Charlie takes off his glasses and concentrates on the Beatle look alike on the cover.

"HEYYYYYYYYY! That's Eric Idle!"

I smile knowingly and look at Frank. Frank nods. "Yes Babe, it is indeed our beloved Python"

Charlie studies the LP cover, reads the stories from the "Tragical History Tour" and the realization of Fab Four rip-off sends him into fits of laughter. When he "gets it", we all start laughing.

It was a great, great time. One of those times that you honestly look forward to happening again and again. And hopefully, not YEARS down the road. Right Frank?

Monday, December 01, 2003

The Amazing Realm of Cyberspace

There are those days I think I'd like to pick this modern contraption of technological wonder up and heave it through the window out of complete frustration. It's moody; much like myself, and therefore requires a bit of finesse and sweettalk in order to get it to work favorably in my best interest. I believe it to be female. In any case, for all the frustration and aggravation it causes me, it also provides me with ten-fold the entertainment and awe. As a result, that brings me to a place where I cannot allow myself to be overly angry for too long. I just love it too much.

I love how I can just turn it on and be in touch with the world. That is not "world" in the poetic sense. But WORLD in the literal sense. Through this amazing mechanized hook-up, I have made some wonderful friends not just in my own little corner of the world....but in places far, far away. I have learned, as a woman, a friend, a mom, that there are women thousands of miles away who have similar experiences in their own lives. Some of them manage those lives, just like me, with sensitivity, love, good liquor, and a great deal of humor, only they might do it in a different language. I've met wonderful Tine in Belgium, hilarious Zoe; a beautiful Brit who also happens to live in Belgium, Sashi in Japan, Delphine in Paris. The list goes on, the similarities are endless and beautiful. My world opens up exponentially when I read about Wayne's NY world and K's love of all things Mexico. I don't "know" these Earthbound co-habitants on a face to face basis, but that doesn't mean that they aren't important to my own world, to my heart, to my survival as I trudge through daily mediocrities. Then there are the youthful planetary roomies that I DO know on a face to face, heart to heart basis. You know who you are. You know that even though I don't actually SEE your radiant faces everyday, that I'm there in your daily world when you take to the Blogdom. Much of this life, I live vicariously through you, and you allow me that privilege. I'm grateful.

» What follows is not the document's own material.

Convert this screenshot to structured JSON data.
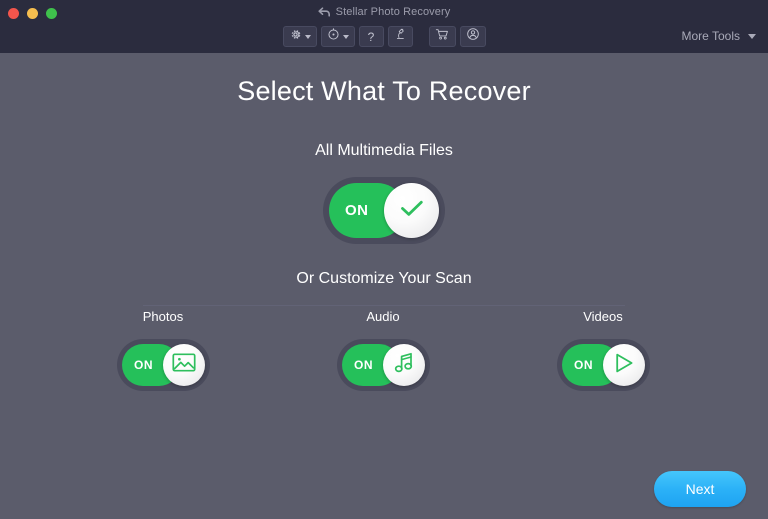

I find that I can't wait to get this damn computer turned on in the morning because not only do I want to know what all of these awesome people have to say about their worlds, it is also better than a cup of coffee at waking me up and getting me moving. Always with a smile and a giggle. Once I've had my daily dose of Worldly Wisdom a la Blogizens, I somehow feel like I can face whatever gets thrown at me. Not always, but most of the time. It's a relief to know that I'm not the only one here. That you're all out there. You're better than Paxil and you're all addicting. God I love that.